Witdoeke (South Africa)

Country: South Africa
Details of Formation: Witdoeke was mentioned for the first time on May 26, 1986 as a conservative Black pro-government group.
Details of Termination: Terminated with inauguration of President Mandela, as then not pro-government anymore.
Purpose: The main purpose of the group was to do the “dirty work” that the government could not achieve by other means, especially in the realm of burning shacks and relocating its (often refugee) residents.
Organisation: The Witdoeke are led by Mr Ngxobongwana. They cooperate and are aided by the police and the army.
Weapons and Training: Police supplied the Witdoeke with arms and ammunition, which included grenade throwers.
Size: A news source from June 1986 speaks of 1,000 Witdoeke members involved in an operation.
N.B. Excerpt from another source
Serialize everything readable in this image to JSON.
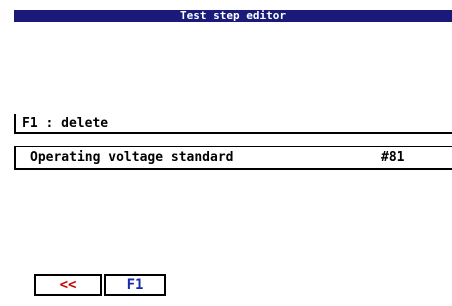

Another news source mentions 3,000 members in that same month.
Reason for Membership: Members might be motivated by their rightwing ideology.
Treatment of Civilians: Most of the Witdoeke’s actions were directed against residents of squatter camps. They destroyed the squatters’ houses, forcedly relocated them, looted their belongings and assaulted people. One news source reports that in June 1986 they burnt the homes of 35,000 people, and a total of 50 people were killed. Police aided and colluded with the Witdoeke in these actions, and no arrests were made. In one occasion they attacked union members of a mine after having been brought to the mine by mine security personnel by bus.
Other Information: The Witdoeke’s name translates as “white handkerchiefs”, “white rag” or “white cloths”. They are called Witdoeke for the white arm and head bands they wear. Sometimes they are referred to as “the fathers,” which is a term widely used in the townships for older conservative blacks.
References: Information was taken from news sources listed in the PGMD